Records contained in a dataset
((

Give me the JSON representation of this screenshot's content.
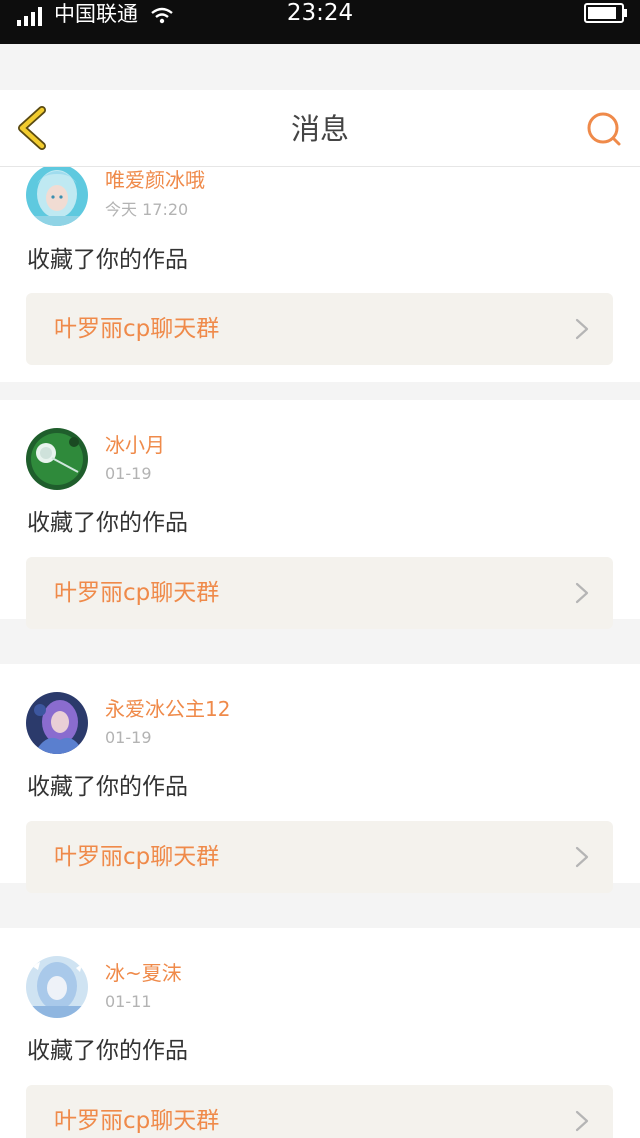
{
  "status_bar": {
    "carrier": "中国联通",
    "time": "23:24"
  },
  "nav": {
    "title": "消息",
    "back_icon": "chevron-left-icon",
    "search_icon": "search-icon"
  },
  "messages": [
    {
      "user": "唯爱颜冰哦",
      "date": "今天 17:20",
      "action": "收藏了你的作品",
      "work": "叶罗丽cp聊天群",
      "avatar": "avatar-1"
    },
    {
      "user": "冰小月",
      "date": "01-19",
      "action": "收藏了你的作品",
      "work": "叶罗丽cp聊天群",
      "avatar": "avatar-2"
    },
    {
      "user": "永爱冰公主12",
      "date": "01-19",
      "action": "收藏了你的作品",
      "work": "叶罗丽cp聊天群",
      "avatar": "avatar-3"
    },
    {
      "user": "冰~夏沫",
      "date": "01-11",
      "action": "收藏了你的作品",
      "work": "叶罗丽cp聊天群",
      "avatar": "avatar-4"
    }
  ],
  "colors": {
    "accent": "#ef8a4a",
    "back_icon": "#e8c22a",
    "card_link_bg": "#f4f2ed",
    "page_bg": "#f4f4f4"
  }
}
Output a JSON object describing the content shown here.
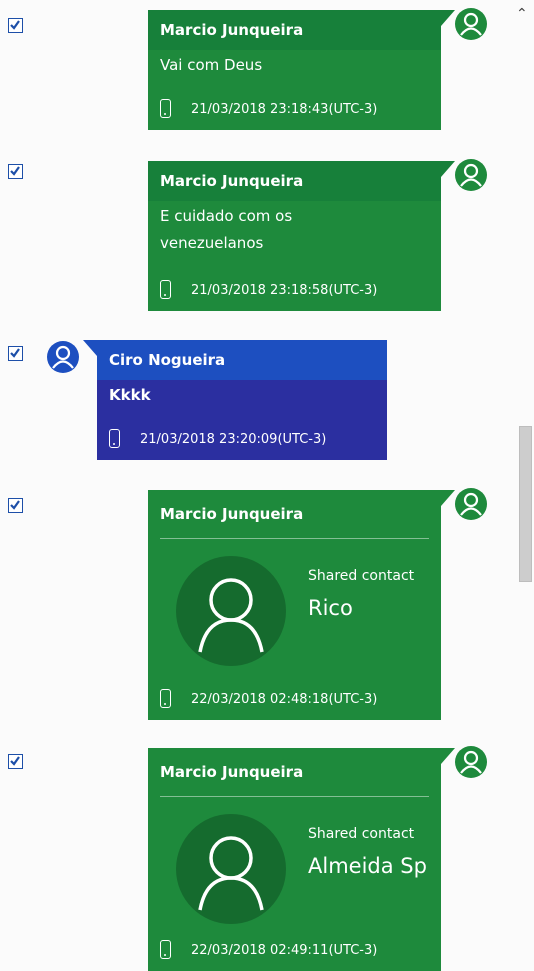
{
  "chat": {
    "messages": [
      {
        "sender": "Marcio Junqueira",
        "text": "Vai com Deus",
        "timestamp": "21/03/2018 23:18:43(UTC-3)",
        "selected": true
      },
      {
        "sender": "Marcio Junqueira",
        "text_lines": [
          "E cuidado com os",
          "venezuelanos"
        ],
        "timestamp": "21/03/2018 23:18:58(UTC-3)",
        "selected": true
      },
      {
        "sender": "Ciro Nogueira",
        "text": "Kkkk",
        "timestamp": "21/03/2018 23:20:09(UTC-3)",
        "selected": true
      },
      {
        "sender": "Marcio Junqueira",
        "shared_contact_label": "Shared contact",
        "shared_contact_name": "Rico",
        "timestamp": "22/03/2018 02:48:18(UTC-3)",
        "selected": true
      },
      {
        "sender": "Marcio Junqueira",
        "shared_contact_label": "Shared contact",
        "shared_contact_name": "Almeida Sp",
        "timestamp": "22/03/2018 02:49:11(UTC-3)",
        "selected": true
      }
    ]
  },
  "icons": {
    "checkbox": "checkmark-icon",
    "avatar": "user-avatar-icon",
    "device": "phone-icon",
    "scroll_up": "chevron-up-icon"
  },
  "colors": {
    "outgoing_bubble": "#1e8a3c",
    "outgoing_header": "#17803a",
    "incoming_bubble": "#2b2fa0",
    "incoming_header": "#1d4fc0",
    "checkbox_border": "#1d4fa8"
  }
}
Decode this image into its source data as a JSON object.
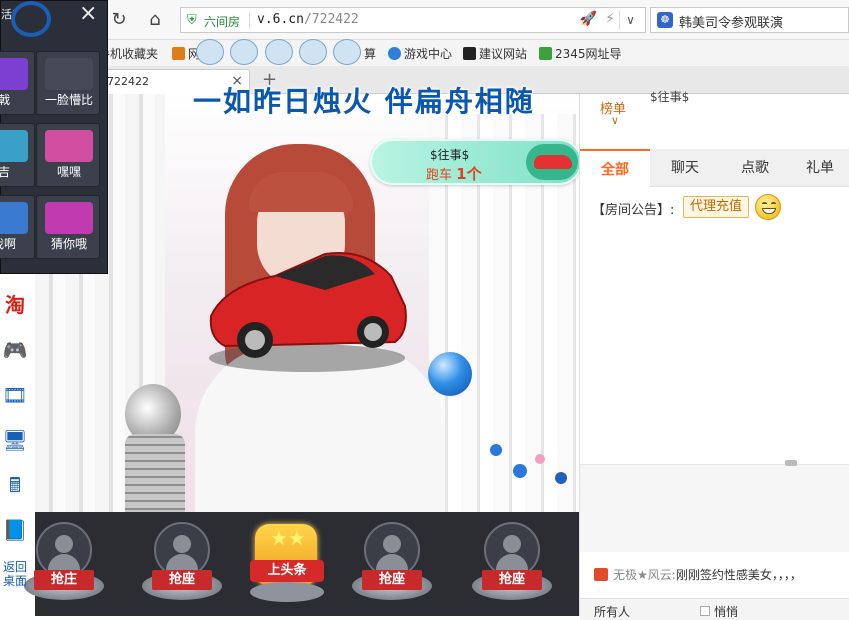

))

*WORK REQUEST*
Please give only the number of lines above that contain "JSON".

*OUTPUT*
3